** Excerpted data follows **
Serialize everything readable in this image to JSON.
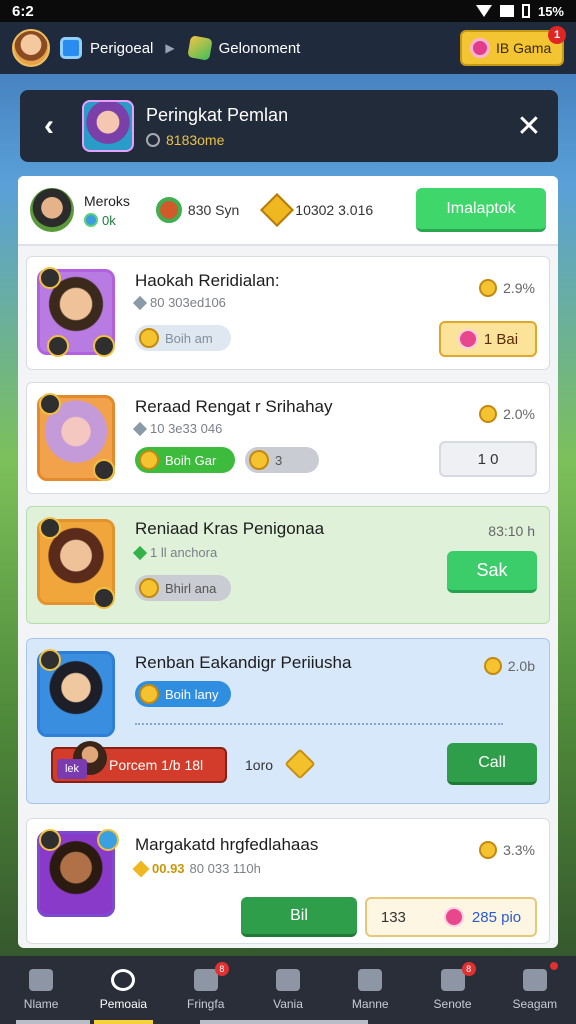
{
  "statusbar": {
    "time": "6:2",
    "battery": "15%"
  },
  "topbar": {
    "item1_label": "Perigoeal",
    "item2_label": "Gelonoment",
    "gems_label": "IB Gama",
    "gems_badge": "1"
  },
  "dialog": {
    "title": "Peringkat Pemlan",
    "subtitle": "8183ome",
    "back_symbol": "‹",
    "close_symbol": "✕"
  },
  "summary": {
    "name": "Meroks",
    "level": "0k",
    "stat1": "830 Syn",
    "stat2": "10302 3.016",
    "cta_label": "Imalaptok"
  },
  "cards": [
    {
      "name": "Haokah Reridialan:",
      "sub": "80 303ed106",
      "pct": "2.9%",
      "chip": "Boih am",
      "button": "1 Bai"
    },
    {
      "name": "Reraad Rengat r Srihahay",
      "sub": "10 3e33 046",
      "pct": "2.0%",
      "chip": "Boih Gar",
      "mini": "3",
      "button": "1 0"
    },
    {
      "name": "Reniaad Kras Penigonaa",
      "sub": "1 ll anchora",
      "pct": "83:10 h",
      "chip": "Bhirl ana",
      "button": "Sak"
    },
    {
      "name": "Renban Eakandigr Periiusha",
      "pct": "2.0b",
      "chip": "Boih lany",
      "pill": "Porcem 1/b 18l",
      "pill_tag": "lek",
      "mid": "1oro",
      "button": "Call"
    },
    {
      "name": "Margakatd hrgfedlahaas",
      "sub_value": "00.93",
      "sub": "80 033 110h",
      "pct": "3.3%",
      "button1": "Bil",
      "button2_left": "133",
      "button2_right": "285 pio"
    }
  ],
  "bottomnav": [
    {
      "label": "Nlame",
      "icon": "home-icon"
    },
    {
      "label": "Pemoaia",
      "icon": "search-icon"
    },
    {
      "label": "Fringfa",
      "icon": "people-icon",
      "badge": "8"
    },
    {
      "label": "Vania",
      "icon": "news-icon"
    },
    {
      "label": "Manne",
      "icon": "leaf-icon"
    },
    {
      "label": "Senote",
      "icon": "store-icon",
      "badge": "8"
    },
    {
      "label": "Seagam",
      "icon": "gift-icon",
      "badge": ""
    }
  ],
  "colors": {
    "accent_green": "#3fd66b",
    "panel_bg": "#f2f4f6",
    "header_bg": "#222b3a",
    "nav_bg": "#2a2e38"
  }
}
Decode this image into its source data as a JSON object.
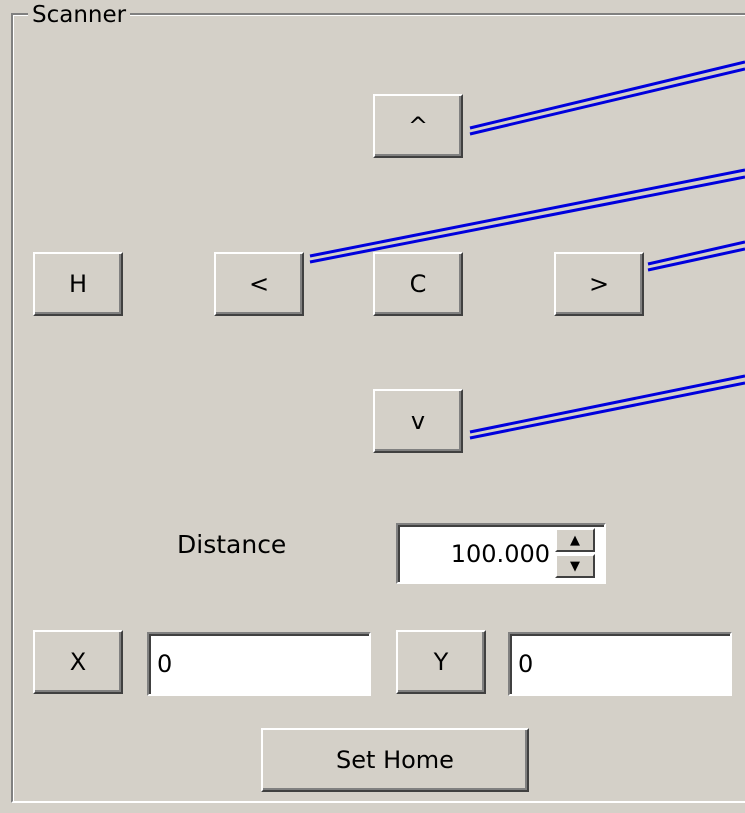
{
  "scanner": {
    "group_label": "Scanner",
    "buttons": {
      "up": "^",
      "left": "<",
      "center": "C",
      "right": ">",
      "down": "v",
      "home": "H",
      "x": "X",
      "y": "Y",
      "set_home": "Set Home"
    },
    "distance": {
      "label": "Distance",
      "value": "100.000"
    },
    "x_value": "0",
    "y_value": "0"
  },
  "colors": {
    "background": "#d4d0c8",
    "annotation_line": "#0000dd"
  },
  "icons": {
    "spin_up": "up-arrow-icon",
    "spin_down": "down-arrow-icon"
  }
}
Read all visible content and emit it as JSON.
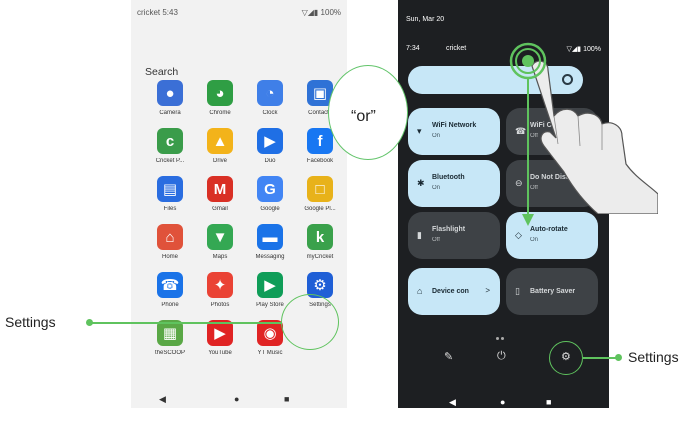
{
  "left_phone": {
    "status": {
      "carrier_time": "cricket 5:43",
      "right": "▽◢▮ 100%"
    },
    "search_label": "Search",
    "apps": [
      {
        "label": "Camera",
        "icon": "camera-icon",
        "glyph": "●",
        "color": "#3b6fd6"
      },
      {
        "label": "Chrome",
        "icon": "chrome-icon",
        "glyph": "◕",
        "color": "#2f9e44"
      },
      {
        "label": "Clock",
        "icon": "clock-icon",
        "glyph": "◔",
        "color": "#3f7fe8"
      },
      {
        "label": "Contacts",
        "icon": "contacts-icon",
        "glyph": "▣",
        "color": "#2f72d6"
      },
      {
        "label": "Cricket P...",
        "icon": "cricket-p-icon",
        "glyph": "c",
        "color": "#3a9c4a"
      },
      {
        "label": "Drive",
        "icon": "drive-icon",
        "glyph": "▲",
        "color": "#f3b31a"
      },
      {
        "label": "Duo",
        "icon": "duo-icon",
        "glyph": "▶",
        "color": "#1f6fe5"
      },
      {
        "label": "Facebook",
        "icon": "facebook-icon",
        "glyph": "f",
        "color": "#1877f2"
      },
      {
        "label": "Files",
        "icon": "files-icon",
        "glyph": "▤",
        "color": "#2a6de0"
      },
      {
        "label": "Gmail",
        "icon": "gmail-icon",
        "glyph": "M",
        "color": "#d93025"
      },
      {
        "label": "Google",
        "icon": "google-icon",
        "glyph": "G",
        "color": "#4285f4"
      },
      {
        "label": "Google Pl...",
        "icon": "google-play-icon",
        "glyph": "□",
        "color": "#e8b21a"
      },
      {
        "label": "Home",
        "icon": "home-icon",
        "glyph": "⌂",
        "color": "#e0523a"
      },
      {
        "label": "Maps",
        "icon": "maps-icon",
        "glyph": "▼",
        "color": "#34a853"
      },
      {
        "label": "Messaging",
        "icon": "messaging-icon",
        "glyph": "▬",
        "color": "#1a73e8"
      },
      {
        "label": "myCricket",
        "icon": "mycricket-icon",
        "glyph": "k",
        "color": "#3aa14b"
      },
      {
        "label": "Phone",
        "icon": "phone-icon",
        "glyph": "☎",
        "color": "#1a73e8"
      },
      {
        "label": "Photos",
        "icon": "photos-icon",
        "glyph": "✦",
        "color": "#ea4335"
      },
      {
        "label": "Play Store",
        "icon": "play-store-icon",
        "glyph": "▶",
        "color": "#0f9d58"
      },
      {
        "label": "Settings",
        "icon": "settings-icon",
        "glyph": "⚙",
        "color": "#1f5fd6"
      },
      {
        "label": "theSCOOP",
        "icon": "thescoop-icon",
        "glyph": "▦",
        "color": "#5aa846"
      },
      {
        "label": "YouTube",
        "icon": "youtube-icon",
        "glyph": "▶",
        "color": "#e02424"
      },
      {
        "label": "YT Music",
        "icon": "yt-music-icon",
        "glyph": "◉",
        "color": "#e02424"
      }
    ],
    "nav": {
      "back": "◀",
      "home": "●",
      "recents": "■"
    }
  },
  "right_phone": {
    "date": "Sun, Mar 20",
    "time": "7:34",
    "carrier": "cricket",
    "status_right": "▽◢▮ 100%",
    "tiles": [
      {
        "title": "WiFi Network",
        "sub": "On",
        "state": "on",
        "icon": "▾",
        "icon_name": "wifi-icon"
      },
      {
        "title": "WiFi Calling",
        "sub": "Off",
        "state": "off",
        "icon": "☎",
        "icon_name": "wifi-calling-icon"
      },
      {
        "title": "Bluetooth",
        "sub": "On",
        "state": "on",
        "icon": "✱",
        "icon_name": "bluetooth-icon"
      },
      {
        "title": "Do Not Distur",
        "sub": "Off",
        "state": "off",
        "icon": "⊖",
        "icon_name": "do-not-disturb-icon"
      },
      {
        "title": "Flashlight",
        "sub": "Off",
        "state": "off",
        "icon": "▮",
        "icon_name": "flashlight-icon"
      },
      {
        "title": "Auto-rotate",
        "sub": "On",
        "state": "on",
        "icon": "◇",
        "icon_name": "auto-rotate-icon"
      },
      {
        "title": "Device con",
        "sub": "",
        "state": "on",
        "icon": "⌂",
        "icon_name": "device-controls-icon",
        "chevron": ">"
      },
      {
        "title": "Battery Saver",
        "sub": "",
        "state": "off",
        "icon": "▯",
        "icon_name": "battery-saver-icon"
      }
    ],
    "actions": {
      "edit": "✎",
      "power": "⏻",
      "settings": "⚙"
    },
    "nav": {
      "back": "◀",
      "home": "●",
      "recents": "■"
    }
  },
  "annotations": {
    "or_text": "“or”",
    "settings_left": "Settings",
    "settings_right": "Settings",
    "accent": "#5fc35e"
  }
}
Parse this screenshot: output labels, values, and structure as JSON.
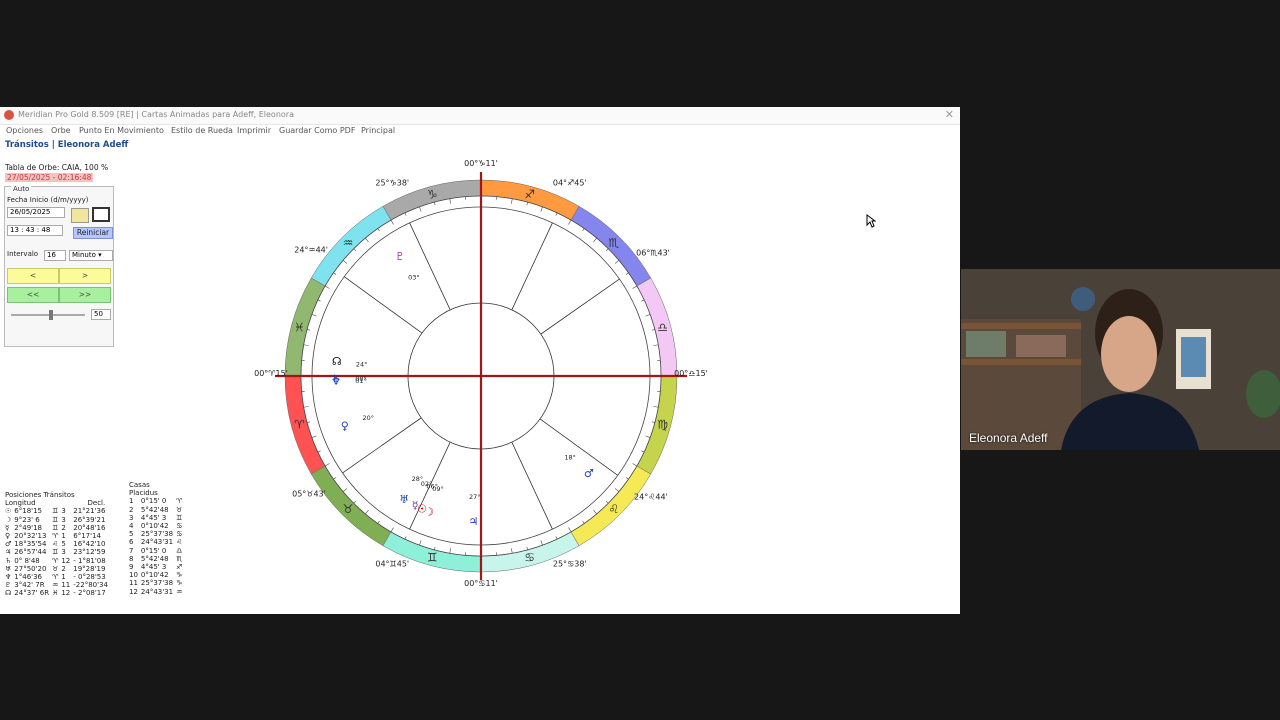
{
  "window": {
    "title": "Meridian Pro Gold 8.509 [RE] | Cartas Animadas para Adeff, Eleonora",
    "close_glyph": "✕"
  },
  "menu": [
    "Opciones",
    "Orbe",
    "Punto En Movimiento",
    "Estilo de Rueda",
    "Imprimir",
    "Guardar Como PDF",
    "Principal"
  ],
  "header": {
    "title": "Tránsitos | Eleonora Adeff",
    "orb_table": "Tabla de Orbe: CAIA, 100 %",
    "datetime": "27/05/2025 - 02:16:48"
  },
  "controls": {
    "auto_label": "Auto",
    "start_label": "Fecha Inicio (d/m/yyyy)",
    "start_date": "26/05/2025",
    "start_time": "13 : 43 : 48",
    "reset_label": "Reiniciar",
    "interval_label": "Intervalo",
    "interval_value": "16",
    "interval_unit": "Minuto",
    "prev_label": "<",
    "next_label": ">",
    "fast_prev_label": "<<",
    "fast_next_label": ">>",
    "slider_value": "50"
  },
  "positions": {
    "title": "Posiciones Tránsitos",
    "col_long": "Longitud",
    "col_decl": "Decl.",
    "rows": [
      {
        "glyph": "☉",
        "long": "6°18'15",
        "sign": "♊",
        "house": "3",
        "decl": "21°21'36"
      },
      {
        "glyph": "☽",
        "long": "9°23' 6",
        "sign": "♊",
        "house": "3",
        "decl": "26°39'21"
      },
      {
        "glyph": "☿",
        "long": "2°49'18",
        "sign": "♊",
        "house": "2",
        "decl": "20°48'16"
      },
      {
        "glyph": "♀",
        "long": "20°32'13",
        "sign": "♈",
        "house": "1",
        "decl": "6°17'14"
      },
      {
        "glyph": "♂",
        "long": "18°35'54",
        "sign": "♌",
        "house": "5",
        "decl": "16°42'10"
      },
      {
        "glyph": "♃",
        "long": "26°57'44",
        "sign": "♊",
        "house": "3",
        "decl": "23°12'59"
      },
      {
        "glyph": "♄",
        "long": "0° 8'48",
        "sign": "♈",
        "house": "12",
        "decl": "- 1°81'08"
      },
      {
        "glyph": "♅",
        "long": "27°50'20",
        "sign": "♉",
        "house": "2",
        "decl": "19°28'19"
      },
      {
        "glyph": "♆",
        "long": "1°46'36",
        "sign": "♈",
        "house": "1",
        "decl": "- 0°28'53"
      },
      {
        "glyph": "♇",
        "long": "3°42' 7R",
        "sign": "♒",
        "house": "11",
        "decl": "-22°80'34"
      },
      {
        "glyph": "☊",
        "long": "24°37' 6R",
        "sign": "♓",
        "house": "12",
        "decl": "- 2°08'17"
      }
    ]
  },
  "houses": {
    "title": "Casas",
    "subtitle": "Placidus",
    "rows": [
      {
        "n": "1",
        "pos": "0°15' 0",
        "sign": "♈"
      },
      {
        "n": "2",
        "pos": "5°42'48",
        "sign": "♉"
      },
      {
        "n": "3",
        "pos": "4°45' 3",
        "sign": "♊"
      },
      {
        "n": "4",
        "pos": "0°10'42",
        "sign": "♋"
      },
      {
        "n": "5",
        "pos": "25°37'38",
        "sign": "♋"
      },
      {
        "n": "6",
        "pos": "24°43'31",
        "sign": "♌"
      },
      {
        "n": "7",
        "pos": "0°15' 0",
        "sign": "♎"
      },
      {
        "n": "8",
        "pos": "5°42'48",
        "sign": "♏"
      },
      {
        "n": "9",
        "pos": "4°45' 3",
        "sign": "♐"
      },
      {
        "n": "10",
        "pos": "0°10'42",
        "sign": "♑"
      },
      {
        "n": "11",
        "pos": "25°37'38",
        "sign": "♑"
      },
      {
        "n": "12",
        "pos": "24°43'31",
        "sign": "♒"
      }
    ]
  },
  "wheel": {
    "signs": [
      {
        "glyph": "♈",
        "color": "#ff5252"
      },
      {
        "glyph": "♉",
        "color": "#7fae55"
      },
      {
        "glyph": "♊",
        "color": "#8ef0d8"
      },
      {
        "glyph": "♋",
        "color": "#c7f5ec"
      },
      {
        "glyph": "♌",
        "color": "#f5ea55"
      },
      {
        "glyph": "♍",
        "color": "#c5d44c"
      },
      {
        "glyph": "♎",
        "color": "#f4c8f4"
      },
      {
        "glyph": "♏",
        "color": "#8585ee"
      },
      {
        "glyph": "♐",
        "color": "#ff9a40"
      },
      {
        "glyph": "♑",
        "color": "#a9a9a9"
      },
      {
        "glyph": "♒",
        "color": "#7fe2ef"
      },
      {
        "glyph": "♓",
        "color": "#90b870"
      }
    ],
    "cusp_labels": [
      {
        "deg": "00°",
        "min": "15'",
        "glyph": "♈"
      },
      {
        "deg": "05°",
        "min": "43'",
        "glyph": "♉"
      },
      {
        "deg": "04°",
        "min": "45'",
        "glyph": "♊"
      },
      {
        "deg": "00°",
        "min": "11'",
        "glyph": "♋"
      },
      {
        "deg": "25°",
        "min": "38'",
        "glyph": "♋"
      },
      {
        "deg": "24°",
        "min": "44'",
        "glyph": "♌"
      },
      {
        "deg": "00°",
        "min": "15'",
        "glyph": "♎"
      },
      {
        "deg": "06°",
        "min": "43'",
        "glyph": "♏"
      },
      {
        "deg": "04°",
        "min": "45'",
        "glyph": "♐"
      },
      {
        "deg": "00°",
        "min": "11'",
        "glyph": "♑"
      },
      {
        "deg": "25°",
        "min": "38'",
        "glyph": "♑"
      },
      {
        "deg": "24°",
        "min": "44'",
        "glyph": "♒"
      }
    ],
    "planets": [
      {
        "glyph": "☉",
        "deg": "06°",
        "color": "#c00000"
      },
      {
        "glyph": "☽",
        "deg": "09°",
        "color": "#c00000"
      },
      {
        "glyph": "☿",
        "deg": "02°",
        "color": "#6a2fa0"
      },
      {
        "glyph": "♀",
        "deg": "20°",
        "color": "#1a3cb8"
      },
      {
        "glyph": "♂",
        "deg": "18°",
        "color": "#1a3cb8"
      },
      {
        "glyph": "♃",
        "deg": "27°",
        "color": "#1a3cb8"
      },
      {
        "glyph": "♄",
        "deg": "00°",
        "color": "#1a3cb8"
      },
      {
        "glyph": "♅",
        "deg": "28°",
        "color": "#1a3cb8"
      },
      {
        "glyph": "♆",
        "deg": "01°",
        "color": "#1a3cb8"
      },
      {
        "glyph": "♇",
        "deg": "03°",
        "color": "#a02fa0"
      },
      {
        "glyph": "☊",
        "deg": "24°",
        "color": "#111111"
      }
    ]
  },
  "video": {
    "name": "Eleonora Adeff"
  }
}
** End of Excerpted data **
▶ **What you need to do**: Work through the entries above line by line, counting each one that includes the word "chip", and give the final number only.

▶ **Problem solution**: 4